  • I haven't yet used these marshmallows for s'mores, but I can tell you that they make excellent homemade rocky road.



* This is a continual source of annoyance for me. What is it with some folks' apparent inability to cook a pastry cream properly so that it isn't chalky?

3 comments:

Bee said...

I'm not a big fan of marshmallows (but maybe it's because I've never tried these?). They do look tempting, particularly in their rocky road incarnation.

What a charming essay, and I know EXACTLY what you mean. My mother was such a good "scratch" cook and it has made me such an intolerant eater!!

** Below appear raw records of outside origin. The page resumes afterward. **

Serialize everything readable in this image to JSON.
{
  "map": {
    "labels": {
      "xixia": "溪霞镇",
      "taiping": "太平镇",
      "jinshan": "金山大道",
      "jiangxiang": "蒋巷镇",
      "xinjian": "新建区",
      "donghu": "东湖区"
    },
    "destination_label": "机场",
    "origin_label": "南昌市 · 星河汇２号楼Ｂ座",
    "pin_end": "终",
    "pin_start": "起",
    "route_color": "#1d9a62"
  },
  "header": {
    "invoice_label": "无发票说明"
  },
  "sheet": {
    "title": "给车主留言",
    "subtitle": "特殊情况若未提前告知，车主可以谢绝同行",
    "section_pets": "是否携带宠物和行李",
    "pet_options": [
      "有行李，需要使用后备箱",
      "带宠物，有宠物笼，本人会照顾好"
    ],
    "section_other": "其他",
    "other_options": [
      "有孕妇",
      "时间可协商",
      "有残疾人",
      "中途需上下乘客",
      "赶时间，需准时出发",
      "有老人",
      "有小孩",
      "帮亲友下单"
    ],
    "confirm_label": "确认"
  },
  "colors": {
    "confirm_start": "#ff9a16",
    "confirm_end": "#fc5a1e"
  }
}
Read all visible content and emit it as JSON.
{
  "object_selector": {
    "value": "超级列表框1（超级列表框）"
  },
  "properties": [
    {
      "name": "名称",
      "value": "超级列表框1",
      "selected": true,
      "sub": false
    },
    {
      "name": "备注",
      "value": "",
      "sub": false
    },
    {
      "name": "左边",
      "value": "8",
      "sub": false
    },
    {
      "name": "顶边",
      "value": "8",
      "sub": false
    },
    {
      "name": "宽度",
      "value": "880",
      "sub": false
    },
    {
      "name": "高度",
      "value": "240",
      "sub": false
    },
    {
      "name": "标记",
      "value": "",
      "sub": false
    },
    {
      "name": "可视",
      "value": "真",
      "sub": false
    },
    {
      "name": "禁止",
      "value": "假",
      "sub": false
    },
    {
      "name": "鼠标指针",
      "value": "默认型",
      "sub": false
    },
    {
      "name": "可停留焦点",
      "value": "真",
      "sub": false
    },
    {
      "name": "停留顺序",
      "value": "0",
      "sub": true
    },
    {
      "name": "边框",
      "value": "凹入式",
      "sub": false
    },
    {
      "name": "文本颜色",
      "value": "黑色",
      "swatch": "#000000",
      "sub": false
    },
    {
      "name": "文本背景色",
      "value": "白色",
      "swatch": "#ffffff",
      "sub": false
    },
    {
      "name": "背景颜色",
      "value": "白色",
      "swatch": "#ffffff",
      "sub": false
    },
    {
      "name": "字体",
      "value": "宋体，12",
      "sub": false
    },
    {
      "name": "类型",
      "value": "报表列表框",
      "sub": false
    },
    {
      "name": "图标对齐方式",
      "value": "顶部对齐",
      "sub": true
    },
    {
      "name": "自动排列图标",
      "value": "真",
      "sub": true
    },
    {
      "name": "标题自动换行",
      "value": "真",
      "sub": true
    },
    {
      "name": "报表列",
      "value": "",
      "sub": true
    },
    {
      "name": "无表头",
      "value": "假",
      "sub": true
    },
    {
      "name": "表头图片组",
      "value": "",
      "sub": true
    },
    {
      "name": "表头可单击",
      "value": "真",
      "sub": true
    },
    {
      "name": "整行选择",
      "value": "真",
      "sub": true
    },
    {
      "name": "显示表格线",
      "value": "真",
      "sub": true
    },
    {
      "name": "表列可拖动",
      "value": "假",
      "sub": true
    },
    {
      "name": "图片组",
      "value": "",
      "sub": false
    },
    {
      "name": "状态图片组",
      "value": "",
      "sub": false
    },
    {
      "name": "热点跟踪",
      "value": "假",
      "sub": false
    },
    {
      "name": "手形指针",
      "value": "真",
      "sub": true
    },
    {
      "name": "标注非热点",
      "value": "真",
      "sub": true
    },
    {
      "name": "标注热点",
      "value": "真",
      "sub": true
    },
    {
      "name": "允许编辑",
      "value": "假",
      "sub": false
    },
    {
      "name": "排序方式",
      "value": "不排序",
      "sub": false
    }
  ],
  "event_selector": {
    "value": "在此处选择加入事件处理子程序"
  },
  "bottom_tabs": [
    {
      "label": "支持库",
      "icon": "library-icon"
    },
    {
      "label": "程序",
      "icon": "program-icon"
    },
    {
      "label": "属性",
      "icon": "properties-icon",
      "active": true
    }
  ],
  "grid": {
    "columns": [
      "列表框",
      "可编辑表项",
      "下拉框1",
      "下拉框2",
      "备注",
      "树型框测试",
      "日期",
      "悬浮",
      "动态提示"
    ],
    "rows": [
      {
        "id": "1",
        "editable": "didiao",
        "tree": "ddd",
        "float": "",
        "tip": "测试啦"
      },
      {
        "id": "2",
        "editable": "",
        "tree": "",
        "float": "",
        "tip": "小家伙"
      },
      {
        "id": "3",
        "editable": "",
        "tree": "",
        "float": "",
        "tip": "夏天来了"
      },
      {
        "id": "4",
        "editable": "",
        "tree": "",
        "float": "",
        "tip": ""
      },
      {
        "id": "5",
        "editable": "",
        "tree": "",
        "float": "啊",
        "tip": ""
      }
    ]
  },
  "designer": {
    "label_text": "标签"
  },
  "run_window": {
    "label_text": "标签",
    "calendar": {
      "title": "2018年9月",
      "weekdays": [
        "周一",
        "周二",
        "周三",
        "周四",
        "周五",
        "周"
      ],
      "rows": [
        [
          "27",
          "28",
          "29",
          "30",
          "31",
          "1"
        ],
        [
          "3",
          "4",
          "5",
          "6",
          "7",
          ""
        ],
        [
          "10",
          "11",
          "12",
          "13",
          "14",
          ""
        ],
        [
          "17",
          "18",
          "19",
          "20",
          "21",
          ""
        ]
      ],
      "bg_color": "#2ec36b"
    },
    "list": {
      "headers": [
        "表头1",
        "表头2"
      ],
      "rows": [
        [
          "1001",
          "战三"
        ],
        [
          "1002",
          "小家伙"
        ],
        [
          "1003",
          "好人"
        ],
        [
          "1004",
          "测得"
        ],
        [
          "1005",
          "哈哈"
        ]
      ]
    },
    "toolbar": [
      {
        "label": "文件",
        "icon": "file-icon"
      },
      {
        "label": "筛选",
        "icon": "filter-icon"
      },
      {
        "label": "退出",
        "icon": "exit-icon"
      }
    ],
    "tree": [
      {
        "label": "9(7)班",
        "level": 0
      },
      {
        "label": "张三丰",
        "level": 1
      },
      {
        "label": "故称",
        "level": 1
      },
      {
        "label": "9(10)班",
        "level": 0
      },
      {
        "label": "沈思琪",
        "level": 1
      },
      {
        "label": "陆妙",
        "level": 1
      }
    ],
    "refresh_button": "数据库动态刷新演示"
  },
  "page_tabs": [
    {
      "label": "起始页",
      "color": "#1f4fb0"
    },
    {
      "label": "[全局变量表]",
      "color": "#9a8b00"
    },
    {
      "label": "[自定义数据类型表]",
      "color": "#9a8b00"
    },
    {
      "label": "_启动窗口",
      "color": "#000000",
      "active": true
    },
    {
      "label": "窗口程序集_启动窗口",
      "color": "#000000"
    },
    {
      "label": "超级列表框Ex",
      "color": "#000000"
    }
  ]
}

p.s. I came by to get your red velvet cupcake recipe. Camille is having a big sleepover party tonight and I promised her I would make them. xx

Anne said...

If you don't care for marshmallows, I wouldn't make a batch of these just to see if you like this kind. They're enough like normal marshmallows that you might still dislike them. That said, if you're making some anyway, it might be fun to give one a try. And I have to say, there's something very satisfying about making a classic confection like marshmallows at home.

I had a feeling that you were a kindred spirit in this respect! I feel like such a food snob sometimes, but at the same time, I wouldn't have it any other way. I bet your girls are getting a good grounding in excellent from-scratch cooking, too!

I hope that Camille likes the cupcakes! Is it her birthday, or is she having friends over just for fun?

Megan said...

I'm not a huge fan of marshmallows, but I could definitely go for some of that rocky road fudge!